In the past, ethnicity and family traditions dictated the foods we prepared; we bought our groceries at a neighborhood store; we learned our recipes from “mom” or a cookbook; and we ate our meals together around a table. In contrast, today social media introduces us to new tastes, cuisines and possibilities; we source food via multiple channels including restaurants and online, often basing our decisions on the recommendations of friends; we learn recipes and techniques from TV shows, websites, blogs and online videos; and it is normal to eat with computers, phones, televisions and, increasingly, alone and often without a table.
That is from the executive summary of Clicks & Cravings: The Impact of Social Technology on Food Culture, a new research study from the Hartman Group. It’s worth a look because:
- It’s a focused snapshot of how the very uses of social media that we most eagerly embrace — like integrating it into our passions, hobbies and meals — are also the uses that can most profoundly disrupt crucial social ties and relationships. Calling my mom for her advice on whatever I’m cooking remains one of our strongest ways of connecting; it’s the one place where my desire for advice and my mom’s desire to be heeded consistently align. Yes, I consult Epicurious, but if I listened to Epicurious users instead of my mom, I’d have to give my mom absolute authority over some other aspect of my life, like how I dress. (Hello, ankle-length skirts!)
- It demonstrates the value of focusing social media research on a narrow slice of culture change. As social media permeates more and more of our work and personal lives, big-picture, across-the-board analyses must be complemented by targeted investigations of specific areas of social media’s impact.

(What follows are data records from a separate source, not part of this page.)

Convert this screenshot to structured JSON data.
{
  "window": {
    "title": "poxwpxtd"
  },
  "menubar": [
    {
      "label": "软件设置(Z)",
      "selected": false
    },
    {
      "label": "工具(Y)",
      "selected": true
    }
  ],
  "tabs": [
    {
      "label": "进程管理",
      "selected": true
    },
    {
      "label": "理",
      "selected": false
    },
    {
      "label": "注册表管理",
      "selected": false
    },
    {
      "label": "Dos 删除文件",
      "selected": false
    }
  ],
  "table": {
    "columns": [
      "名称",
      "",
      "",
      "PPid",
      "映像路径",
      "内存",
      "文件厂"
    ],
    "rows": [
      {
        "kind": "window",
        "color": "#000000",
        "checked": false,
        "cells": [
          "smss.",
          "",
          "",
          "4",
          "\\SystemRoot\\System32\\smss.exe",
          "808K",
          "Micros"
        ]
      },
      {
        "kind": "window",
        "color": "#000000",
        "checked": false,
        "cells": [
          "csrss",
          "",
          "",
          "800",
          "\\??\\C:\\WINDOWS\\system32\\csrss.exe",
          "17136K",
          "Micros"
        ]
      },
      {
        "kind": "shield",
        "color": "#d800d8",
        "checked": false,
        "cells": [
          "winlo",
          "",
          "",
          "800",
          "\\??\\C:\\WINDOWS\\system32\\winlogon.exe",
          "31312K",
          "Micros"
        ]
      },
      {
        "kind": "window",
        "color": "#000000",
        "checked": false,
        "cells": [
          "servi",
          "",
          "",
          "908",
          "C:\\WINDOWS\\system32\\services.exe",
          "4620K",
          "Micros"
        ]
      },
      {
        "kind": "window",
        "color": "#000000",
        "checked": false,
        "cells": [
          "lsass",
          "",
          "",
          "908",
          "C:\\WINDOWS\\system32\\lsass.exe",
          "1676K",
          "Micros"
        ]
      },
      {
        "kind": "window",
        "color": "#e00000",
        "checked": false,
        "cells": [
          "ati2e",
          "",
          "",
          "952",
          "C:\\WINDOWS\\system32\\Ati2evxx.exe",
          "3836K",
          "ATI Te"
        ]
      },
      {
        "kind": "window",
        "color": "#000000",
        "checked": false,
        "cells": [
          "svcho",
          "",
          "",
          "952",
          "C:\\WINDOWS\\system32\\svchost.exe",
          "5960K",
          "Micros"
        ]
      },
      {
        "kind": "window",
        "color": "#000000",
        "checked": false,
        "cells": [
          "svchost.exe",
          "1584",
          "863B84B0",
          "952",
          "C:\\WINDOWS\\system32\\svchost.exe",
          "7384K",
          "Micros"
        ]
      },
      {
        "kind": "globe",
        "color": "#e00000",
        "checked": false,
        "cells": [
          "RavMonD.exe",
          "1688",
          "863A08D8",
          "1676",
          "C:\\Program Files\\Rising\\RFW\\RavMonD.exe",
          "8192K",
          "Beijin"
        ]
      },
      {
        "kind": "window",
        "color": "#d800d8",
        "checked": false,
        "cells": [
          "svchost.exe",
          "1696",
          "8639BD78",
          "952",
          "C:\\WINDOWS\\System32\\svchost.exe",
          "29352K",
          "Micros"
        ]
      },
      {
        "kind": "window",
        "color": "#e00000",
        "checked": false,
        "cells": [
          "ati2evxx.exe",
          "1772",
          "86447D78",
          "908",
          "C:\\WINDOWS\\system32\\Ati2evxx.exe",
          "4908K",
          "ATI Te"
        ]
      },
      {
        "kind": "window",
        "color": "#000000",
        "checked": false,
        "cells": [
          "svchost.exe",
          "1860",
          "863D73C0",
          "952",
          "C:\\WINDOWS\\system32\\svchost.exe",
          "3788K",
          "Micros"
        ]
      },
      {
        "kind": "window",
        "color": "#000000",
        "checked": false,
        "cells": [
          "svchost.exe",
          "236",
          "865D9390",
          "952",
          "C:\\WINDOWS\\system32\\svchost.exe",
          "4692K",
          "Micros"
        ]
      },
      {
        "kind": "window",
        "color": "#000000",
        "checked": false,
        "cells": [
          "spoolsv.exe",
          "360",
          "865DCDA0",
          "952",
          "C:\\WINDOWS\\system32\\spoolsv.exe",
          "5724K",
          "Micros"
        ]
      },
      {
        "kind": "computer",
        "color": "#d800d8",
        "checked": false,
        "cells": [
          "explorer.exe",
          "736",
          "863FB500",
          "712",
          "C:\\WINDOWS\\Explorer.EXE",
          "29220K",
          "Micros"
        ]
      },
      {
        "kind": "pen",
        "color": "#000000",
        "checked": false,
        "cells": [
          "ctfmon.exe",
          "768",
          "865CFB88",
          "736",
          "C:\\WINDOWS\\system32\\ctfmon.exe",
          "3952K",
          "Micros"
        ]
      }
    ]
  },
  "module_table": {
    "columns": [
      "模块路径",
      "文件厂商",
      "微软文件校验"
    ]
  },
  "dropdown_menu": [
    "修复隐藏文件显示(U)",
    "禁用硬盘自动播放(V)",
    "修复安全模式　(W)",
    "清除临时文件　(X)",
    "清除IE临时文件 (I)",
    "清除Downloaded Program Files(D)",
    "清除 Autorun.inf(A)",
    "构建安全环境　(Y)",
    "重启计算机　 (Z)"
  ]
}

- Food is good. Social media is good. Food + social media? Delicious.